* [Exercise details] Work out how many lines in the data include the string "JSON"; reply with that number alone.

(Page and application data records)
# # # #
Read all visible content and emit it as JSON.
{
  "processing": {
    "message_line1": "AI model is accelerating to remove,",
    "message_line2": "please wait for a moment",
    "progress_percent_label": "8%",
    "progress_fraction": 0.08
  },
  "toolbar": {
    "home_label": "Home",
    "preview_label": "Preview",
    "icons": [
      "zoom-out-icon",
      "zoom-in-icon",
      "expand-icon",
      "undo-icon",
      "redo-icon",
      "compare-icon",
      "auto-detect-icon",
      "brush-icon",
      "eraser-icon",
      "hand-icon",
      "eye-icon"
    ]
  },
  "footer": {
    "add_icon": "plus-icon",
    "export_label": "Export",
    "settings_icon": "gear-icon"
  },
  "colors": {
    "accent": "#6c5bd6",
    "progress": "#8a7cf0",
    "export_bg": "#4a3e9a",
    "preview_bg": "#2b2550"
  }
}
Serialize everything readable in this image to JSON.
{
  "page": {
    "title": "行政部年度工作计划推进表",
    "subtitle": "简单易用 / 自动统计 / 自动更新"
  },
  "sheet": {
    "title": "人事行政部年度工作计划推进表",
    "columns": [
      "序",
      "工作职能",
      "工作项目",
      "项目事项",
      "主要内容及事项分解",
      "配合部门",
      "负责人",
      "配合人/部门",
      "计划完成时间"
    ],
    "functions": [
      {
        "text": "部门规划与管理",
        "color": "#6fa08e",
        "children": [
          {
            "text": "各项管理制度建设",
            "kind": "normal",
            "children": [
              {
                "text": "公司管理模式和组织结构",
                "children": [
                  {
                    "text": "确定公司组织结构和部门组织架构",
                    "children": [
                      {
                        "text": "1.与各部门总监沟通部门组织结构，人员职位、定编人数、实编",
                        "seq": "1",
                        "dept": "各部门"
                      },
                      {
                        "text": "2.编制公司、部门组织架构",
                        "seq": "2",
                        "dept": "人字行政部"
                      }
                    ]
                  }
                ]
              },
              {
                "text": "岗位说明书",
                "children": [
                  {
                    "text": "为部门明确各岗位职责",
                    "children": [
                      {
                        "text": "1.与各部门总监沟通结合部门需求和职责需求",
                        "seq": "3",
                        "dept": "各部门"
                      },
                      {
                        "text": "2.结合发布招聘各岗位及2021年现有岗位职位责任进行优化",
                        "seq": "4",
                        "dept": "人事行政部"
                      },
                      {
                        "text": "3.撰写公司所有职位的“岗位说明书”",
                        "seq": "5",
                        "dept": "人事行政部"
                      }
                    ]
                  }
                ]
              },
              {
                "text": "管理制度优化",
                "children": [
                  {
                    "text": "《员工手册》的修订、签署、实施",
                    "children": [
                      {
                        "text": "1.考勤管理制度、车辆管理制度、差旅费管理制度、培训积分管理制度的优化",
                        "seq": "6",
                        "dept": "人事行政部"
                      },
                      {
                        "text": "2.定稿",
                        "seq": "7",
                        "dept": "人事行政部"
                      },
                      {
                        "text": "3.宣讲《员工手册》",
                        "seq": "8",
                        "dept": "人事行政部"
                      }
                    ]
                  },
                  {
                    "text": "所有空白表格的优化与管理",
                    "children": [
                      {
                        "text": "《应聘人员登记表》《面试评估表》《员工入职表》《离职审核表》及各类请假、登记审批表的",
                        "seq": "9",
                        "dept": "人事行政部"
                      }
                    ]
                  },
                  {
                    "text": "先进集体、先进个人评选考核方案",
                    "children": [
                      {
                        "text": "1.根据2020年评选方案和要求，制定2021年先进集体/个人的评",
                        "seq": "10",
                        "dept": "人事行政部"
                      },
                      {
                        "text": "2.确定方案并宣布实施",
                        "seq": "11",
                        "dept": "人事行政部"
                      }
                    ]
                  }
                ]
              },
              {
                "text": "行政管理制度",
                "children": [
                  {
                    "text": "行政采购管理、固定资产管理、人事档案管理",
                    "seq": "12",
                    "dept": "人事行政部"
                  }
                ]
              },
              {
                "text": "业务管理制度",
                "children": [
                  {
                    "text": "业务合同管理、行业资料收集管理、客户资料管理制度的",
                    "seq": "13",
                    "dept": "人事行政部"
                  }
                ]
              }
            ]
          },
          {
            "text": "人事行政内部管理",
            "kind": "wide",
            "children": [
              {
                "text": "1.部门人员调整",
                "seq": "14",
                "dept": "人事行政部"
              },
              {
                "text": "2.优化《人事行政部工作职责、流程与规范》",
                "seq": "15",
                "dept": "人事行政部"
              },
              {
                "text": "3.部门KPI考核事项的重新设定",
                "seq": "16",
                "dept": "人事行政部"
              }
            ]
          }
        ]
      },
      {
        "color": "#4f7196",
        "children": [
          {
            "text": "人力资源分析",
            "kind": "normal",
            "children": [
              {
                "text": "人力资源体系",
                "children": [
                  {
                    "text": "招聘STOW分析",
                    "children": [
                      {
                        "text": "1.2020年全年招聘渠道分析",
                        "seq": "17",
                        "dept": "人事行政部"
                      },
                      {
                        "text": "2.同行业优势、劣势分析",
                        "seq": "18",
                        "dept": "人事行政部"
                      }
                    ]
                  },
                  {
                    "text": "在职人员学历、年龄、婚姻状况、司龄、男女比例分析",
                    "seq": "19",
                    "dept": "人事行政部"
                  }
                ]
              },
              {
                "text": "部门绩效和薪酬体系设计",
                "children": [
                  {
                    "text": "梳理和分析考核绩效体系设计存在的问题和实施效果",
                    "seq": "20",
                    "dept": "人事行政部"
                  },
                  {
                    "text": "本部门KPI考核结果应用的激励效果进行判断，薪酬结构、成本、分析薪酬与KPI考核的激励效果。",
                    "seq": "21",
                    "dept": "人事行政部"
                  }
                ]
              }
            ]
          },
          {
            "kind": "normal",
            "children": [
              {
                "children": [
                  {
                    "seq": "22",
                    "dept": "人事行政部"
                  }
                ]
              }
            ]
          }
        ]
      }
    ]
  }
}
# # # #
* [Task solution] 2